TASK INPUTS: Begin

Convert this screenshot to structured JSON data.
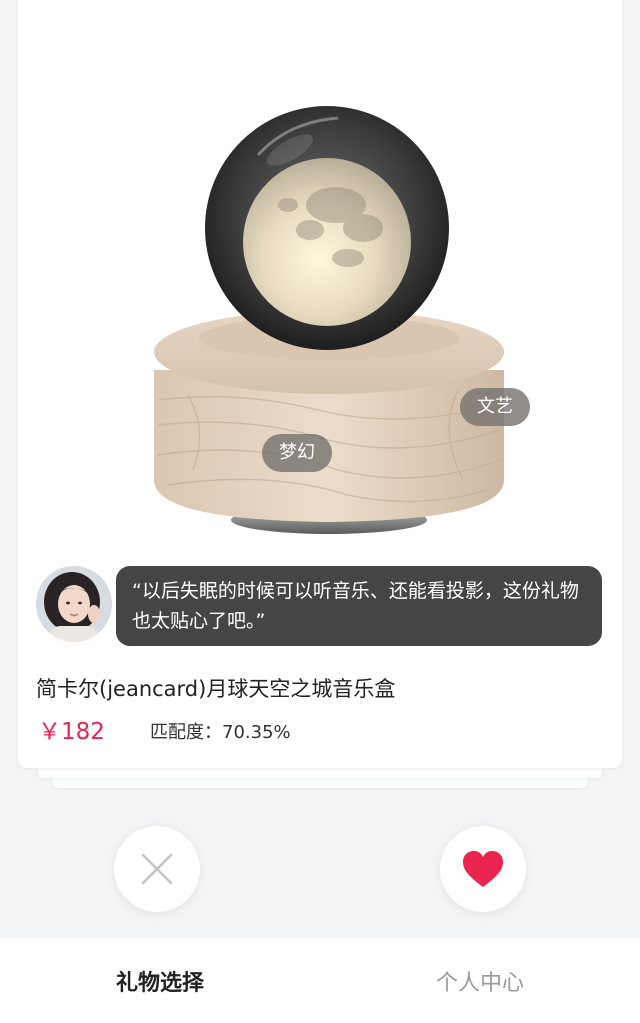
{
  "product": {
    "image_alt": "月球天空之城音乐盒",
    "tags": [
      "文艺",
      "梦幻"
    ],
    "quote": "“以后失眠的时候可以听音乐、还能看投影，这份礼物也太贴心了吧。”",
    "title": "简卡尔(jeancard)月球天空之城音乐盒",
    "price": "￥182",
    "match": "匹配度：70.35%"
  },
  "actions": {
    "dislike_icon": "close-icon",
    "like_icon": "heart-icon",
    "like_color": "#e8244f"
  },
  "tabbar": {
    "tabs": [
      {
        "label": "礼物选择",
        "active": true
      },
      {
        "label": "个人中心",
        "active": false
      }
    ]
  }
}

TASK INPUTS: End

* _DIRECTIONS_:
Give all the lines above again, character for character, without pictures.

* _EXPECTED ANSWER_:
Convert this screenshot to structured JSON data.
{
  "product": {
    "image_alt": "月球天空之城音乐盒",
    "tags": [
      "文艺",
      "梦幻"
    ],
    "quote": "“以后失眠的时候可以听音乐、还能看投影，这份礼物也太贴心了吧。”",
    "title": "简卡尔(jeancard)月球天空之城音乐盒",
    "price": "￥182",
    "match": "匹配度：70.35%"
  },
  "actions": {
    "dislike_icon": "close-icon",
    "like_icon": "heart-icon",
    "like_color": "#e8244f"
  },
  "tabbar": {
    "tabs": [
      {
        "label": "礼物选择",
        "active": true
      },
      {
        "label": "个人中心",
        "active": false
      }
    ]
  }
}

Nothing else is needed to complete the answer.